Also to consider is the fact that Adonijah’s brother, Absalom, prior to his death, had rebelled against their father, King David, and in an act of defiance and in an attempt to overthrow his father, slept with many of his father’s concubines in a public manner. This is history trying to repeat itself with different players.
When Bathsheba approaches her son, King Solomon with Adonijah’s request for Abishag as a wife, she does so with the same approach as Adonijah did with her. 1 Kings 2:20 ICB “Bathsheba said to him, “I have one small thing to ask you. Please do not refuse me.” The king answered, “Ask, mother. I will not refuse you.”
Unfortunately for Adonijah, King Solomon not only refuses the request but has him executed for making the request in the first place. What choice did he have? Adonijah’s quest for the throne most likely would have never ended.
Joab, you may recall, had been identified by King David as one who needed to be punished. As news of King Solomon’s judgment on Adonijah and others reaches the streets, Joab, fearing for his life, rushes to grab hold of the horns on the altar for safety. It had worked for Adonijah, right? King Solomon sends for him, but Joab refuses to let go. Having no choice, King Solomon gives the order, and Joab is killed right there at the altar.
He must then deal with Shimei per his father’s instructions. Instead of ordering an execution, King Solomon shows mercy and tells Shimei to build a house in Jerusalem and remain within the city limits. He warns him that if he leaves the city, he will be killed. Shimei is placed on house arrest if you will. Shimei does what was promised for a few years until that is, some of his slaves run away. Shimei leaves Jerusalem to track them down and once King Solomon hears of this, Shimei’s death is ordered.
This puts us in chapter 3 of 1 Kings where we will pick up next week as God appears to Solomon in a dream and poses a very interesting question.
Just to get our bearings straight, I do want to give you the timeframe at which we are studying.
1 Kings starts off at about 970 BC and ends at around 853 BC.
During our time in 1 & 2 Kings, we’ll become reacquainted with Elijah & Elisha.

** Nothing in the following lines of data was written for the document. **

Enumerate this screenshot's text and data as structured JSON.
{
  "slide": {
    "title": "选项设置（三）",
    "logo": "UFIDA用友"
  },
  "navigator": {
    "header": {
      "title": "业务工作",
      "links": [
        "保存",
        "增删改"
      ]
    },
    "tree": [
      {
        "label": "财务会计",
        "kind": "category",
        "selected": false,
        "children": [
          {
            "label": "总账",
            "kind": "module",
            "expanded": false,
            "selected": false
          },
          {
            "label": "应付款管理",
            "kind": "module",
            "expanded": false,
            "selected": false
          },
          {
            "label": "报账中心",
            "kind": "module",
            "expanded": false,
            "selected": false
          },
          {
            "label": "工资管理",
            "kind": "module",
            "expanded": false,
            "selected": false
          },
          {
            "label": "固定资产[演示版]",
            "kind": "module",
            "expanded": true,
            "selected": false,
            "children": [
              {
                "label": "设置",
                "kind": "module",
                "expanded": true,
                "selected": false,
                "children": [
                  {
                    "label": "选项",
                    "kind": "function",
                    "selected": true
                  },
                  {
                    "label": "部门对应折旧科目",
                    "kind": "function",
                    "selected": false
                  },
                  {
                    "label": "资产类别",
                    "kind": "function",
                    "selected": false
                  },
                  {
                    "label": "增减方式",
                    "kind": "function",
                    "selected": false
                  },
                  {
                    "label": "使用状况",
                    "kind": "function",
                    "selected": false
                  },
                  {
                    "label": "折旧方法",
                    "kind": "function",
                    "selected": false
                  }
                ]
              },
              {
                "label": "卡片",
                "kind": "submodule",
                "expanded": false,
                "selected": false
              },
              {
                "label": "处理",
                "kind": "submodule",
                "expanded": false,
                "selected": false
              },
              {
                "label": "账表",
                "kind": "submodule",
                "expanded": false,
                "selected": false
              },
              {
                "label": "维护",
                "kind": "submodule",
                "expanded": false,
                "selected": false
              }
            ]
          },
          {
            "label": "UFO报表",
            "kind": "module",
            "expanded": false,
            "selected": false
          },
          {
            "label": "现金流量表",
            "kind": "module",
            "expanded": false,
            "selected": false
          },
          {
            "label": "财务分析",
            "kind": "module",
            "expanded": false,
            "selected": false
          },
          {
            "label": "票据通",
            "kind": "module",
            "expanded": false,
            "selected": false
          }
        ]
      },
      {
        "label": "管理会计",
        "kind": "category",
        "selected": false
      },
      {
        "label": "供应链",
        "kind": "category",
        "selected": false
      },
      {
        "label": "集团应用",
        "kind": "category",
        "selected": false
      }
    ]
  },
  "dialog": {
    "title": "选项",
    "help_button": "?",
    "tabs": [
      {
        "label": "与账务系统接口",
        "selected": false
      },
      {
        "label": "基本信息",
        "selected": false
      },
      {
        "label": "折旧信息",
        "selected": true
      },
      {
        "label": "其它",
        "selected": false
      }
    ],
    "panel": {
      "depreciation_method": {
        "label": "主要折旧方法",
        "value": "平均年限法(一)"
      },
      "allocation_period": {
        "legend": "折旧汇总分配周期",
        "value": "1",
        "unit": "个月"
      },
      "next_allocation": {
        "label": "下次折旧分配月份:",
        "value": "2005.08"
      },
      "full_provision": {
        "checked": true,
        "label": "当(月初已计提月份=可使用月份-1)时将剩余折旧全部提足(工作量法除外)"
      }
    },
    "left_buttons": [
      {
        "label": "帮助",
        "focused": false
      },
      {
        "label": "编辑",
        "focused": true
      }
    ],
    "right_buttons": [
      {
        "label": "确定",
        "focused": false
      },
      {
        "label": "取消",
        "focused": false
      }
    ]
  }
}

We’ll read along as Solomon builds the temple that was eventually destroyed and then later rebuilt under the leadership of Zerubbabel, Ezra and Nehemiah that we previously studied.
We’ll be reminded that Solomon was the last king of Israel before the split takes place.
The Israelites wished for a king and God gave them what they wished for. If only they had trusted in God as their King!